Let me try to allay any concerns: We’re not turning purple. Our headquarters isn’t moving. Our team isn’t changing. Our roadmap isn’t changing.

Tumblr users do not like being marketed to.

The Tumblr community can tolerate marketing more than Reddit users, but only if the content is interesting and unique. The website has slowly been introducing ads with sponsors like The Great Gatsby and GE by creating awesome content and integrating it into the dashboard. More often than not, the only clue users have that there’s a company behind the post is the handle or description at the bottom.
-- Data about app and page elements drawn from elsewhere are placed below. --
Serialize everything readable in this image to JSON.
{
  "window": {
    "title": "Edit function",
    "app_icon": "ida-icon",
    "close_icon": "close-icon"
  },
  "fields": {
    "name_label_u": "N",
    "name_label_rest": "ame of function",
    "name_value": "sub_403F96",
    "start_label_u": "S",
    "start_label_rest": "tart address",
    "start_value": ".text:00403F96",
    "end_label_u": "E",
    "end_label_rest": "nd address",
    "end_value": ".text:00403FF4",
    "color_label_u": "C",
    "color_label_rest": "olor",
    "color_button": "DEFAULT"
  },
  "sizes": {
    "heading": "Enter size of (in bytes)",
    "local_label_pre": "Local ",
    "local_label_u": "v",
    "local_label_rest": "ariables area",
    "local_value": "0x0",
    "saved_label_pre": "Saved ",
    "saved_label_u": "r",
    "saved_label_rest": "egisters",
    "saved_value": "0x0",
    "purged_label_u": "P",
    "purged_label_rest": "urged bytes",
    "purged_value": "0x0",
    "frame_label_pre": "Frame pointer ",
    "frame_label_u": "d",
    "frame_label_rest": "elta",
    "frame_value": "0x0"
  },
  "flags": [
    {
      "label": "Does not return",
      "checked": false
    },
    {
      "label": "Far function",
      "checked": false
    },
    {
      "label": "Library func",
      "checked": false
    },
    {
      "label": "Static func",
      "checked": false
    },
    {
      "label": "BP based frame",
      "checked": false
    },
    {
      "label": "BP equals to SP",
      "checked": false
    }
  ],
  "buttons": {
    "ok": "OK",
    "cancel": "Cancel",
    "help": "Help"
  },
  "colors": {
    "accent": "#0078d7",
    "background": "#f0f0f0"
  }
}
Tumblr has one box on the side for a sponsored post, and even that is meant to show off cool pictures and .gifs. If Yahoo follows the suit of Facebook and starts increasing the sponsored-to-organic ratio or keeps adding more boxes to increase revenue then users will leave and find another outlet.

How can Yahoo appease Tumblr users with this acquisition? Keep their paws off. The less changes implemented the better. Historically with other social networks it didn’t matter if the users were happy, it only mattered if the investors and shareholders were. We can only watch to see if Tumblr will go down that path.

About the author

Amanda Dodge